◆ Work to be completed: Whenever a line in this data holds the word "through", report that line in full.

(Component data from apps and pages)
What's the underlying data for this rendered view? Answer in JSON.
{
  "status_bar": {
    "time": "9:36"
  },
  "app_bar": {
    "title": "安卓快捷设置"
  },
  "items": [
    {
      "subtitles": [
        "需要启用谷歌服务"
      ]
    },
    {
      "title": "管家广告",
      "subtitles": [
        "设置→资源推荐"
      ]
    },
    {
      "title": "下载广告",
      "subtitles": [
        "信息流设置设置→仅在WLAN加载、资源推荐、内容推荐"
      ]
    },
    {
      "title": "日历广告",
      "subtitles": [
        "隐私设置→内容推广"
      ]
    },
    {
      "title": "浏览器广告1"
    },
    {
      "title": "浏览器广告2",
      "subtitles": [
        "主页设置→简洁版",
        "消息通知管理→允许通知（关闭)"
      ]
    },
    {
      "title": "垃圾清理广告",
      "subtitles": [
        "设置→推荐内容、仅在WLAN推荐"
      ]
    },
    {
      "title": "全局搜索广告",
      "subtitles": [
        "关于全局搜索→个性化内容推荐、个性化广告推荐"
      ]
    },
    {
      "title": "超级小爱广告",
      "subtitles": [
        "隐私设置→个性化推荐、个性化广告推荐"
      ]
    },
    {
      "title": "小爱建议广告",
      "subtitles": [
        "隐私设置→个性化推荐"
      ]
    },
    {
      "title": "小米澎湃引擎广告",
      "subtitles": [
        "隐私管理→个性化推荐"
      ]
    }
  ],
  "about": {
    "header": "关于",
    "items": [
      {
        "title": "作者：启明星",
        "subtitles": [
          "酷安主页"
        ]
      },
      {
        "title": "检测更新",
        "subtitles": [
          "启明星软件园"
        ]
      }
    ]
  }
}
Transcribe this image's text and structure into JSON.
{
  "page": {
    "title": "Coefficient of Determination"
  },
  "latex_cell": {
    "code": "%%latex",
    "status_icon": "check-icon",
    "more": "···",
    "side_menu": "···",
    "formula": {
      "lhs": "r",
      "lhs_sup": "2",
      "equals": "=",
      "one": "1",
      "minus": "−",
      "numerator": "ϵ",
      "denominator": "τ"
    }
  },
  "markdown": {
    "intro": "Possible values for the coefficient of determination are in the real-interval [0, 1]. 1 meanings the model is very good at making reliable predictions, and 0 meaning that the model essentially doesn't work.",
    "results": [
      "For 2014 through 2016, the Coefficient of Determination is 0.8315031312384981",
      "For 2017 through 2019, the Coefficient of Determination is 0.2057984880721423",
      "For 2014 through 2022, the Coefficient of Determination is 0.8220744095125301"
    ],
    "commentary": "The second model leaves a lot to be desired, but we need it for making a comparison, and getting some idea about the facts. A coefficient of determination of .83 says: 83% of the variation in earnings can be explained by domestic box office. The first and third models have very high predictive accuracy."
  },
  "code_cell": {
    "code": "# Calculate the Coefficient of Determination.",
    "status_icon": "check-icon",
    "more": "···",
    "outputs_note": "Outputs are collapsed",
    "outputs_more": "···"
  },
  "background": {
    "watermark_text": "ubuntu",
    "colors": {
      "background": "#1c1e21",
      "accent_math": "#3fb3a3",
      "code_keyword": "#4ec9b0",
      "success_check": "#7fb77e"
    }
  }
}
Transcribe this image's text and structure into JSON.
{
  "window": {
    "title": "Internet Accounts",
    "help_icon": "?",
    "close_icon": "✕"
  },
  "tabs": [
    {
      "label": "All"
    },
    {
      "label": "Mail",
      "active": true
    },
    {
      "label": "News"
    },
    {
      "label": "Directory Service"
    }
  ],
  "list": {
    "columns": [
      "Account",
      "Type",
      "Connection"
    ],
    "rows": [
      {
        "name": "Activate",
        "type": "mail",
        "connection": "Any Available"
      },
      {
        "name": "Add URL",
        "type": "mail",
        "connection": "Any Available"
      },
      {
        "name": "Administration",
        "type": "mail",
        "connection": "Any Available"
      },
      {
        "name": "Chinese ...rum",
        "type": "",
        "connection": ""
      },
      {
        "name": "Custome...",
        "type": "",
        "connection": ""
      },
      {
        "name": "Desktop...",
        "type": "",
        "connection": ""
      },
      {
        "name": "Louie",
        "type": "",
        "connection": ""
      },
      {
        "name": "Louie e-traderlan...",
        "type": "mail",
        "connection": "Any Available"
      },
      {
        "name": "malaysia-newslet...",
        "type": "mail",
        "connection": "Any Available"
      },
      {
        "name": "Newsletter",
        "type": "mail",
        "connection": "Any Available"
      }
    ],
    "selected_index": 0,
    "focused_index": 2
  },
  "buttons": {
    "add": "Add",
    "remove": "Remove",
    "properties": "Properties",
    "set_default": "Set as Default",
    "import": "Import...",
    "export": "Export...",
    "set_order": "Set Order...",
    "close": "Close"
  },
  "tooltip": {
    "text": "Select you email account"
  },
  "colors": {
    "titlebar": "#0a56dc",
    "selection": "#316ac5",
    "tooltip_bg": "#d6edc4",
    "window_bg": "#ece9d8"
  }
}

◆ Exercise answer:
      "For 2014 through 2016, the Coefficient of Determination is 0.8315031312384981",
      "For 2017 through 2019, the Coefficient of Determination is 0.2057984880721423",
      "For 2014 through 2022, the Coefficient of Determination is 0.8220744095125301"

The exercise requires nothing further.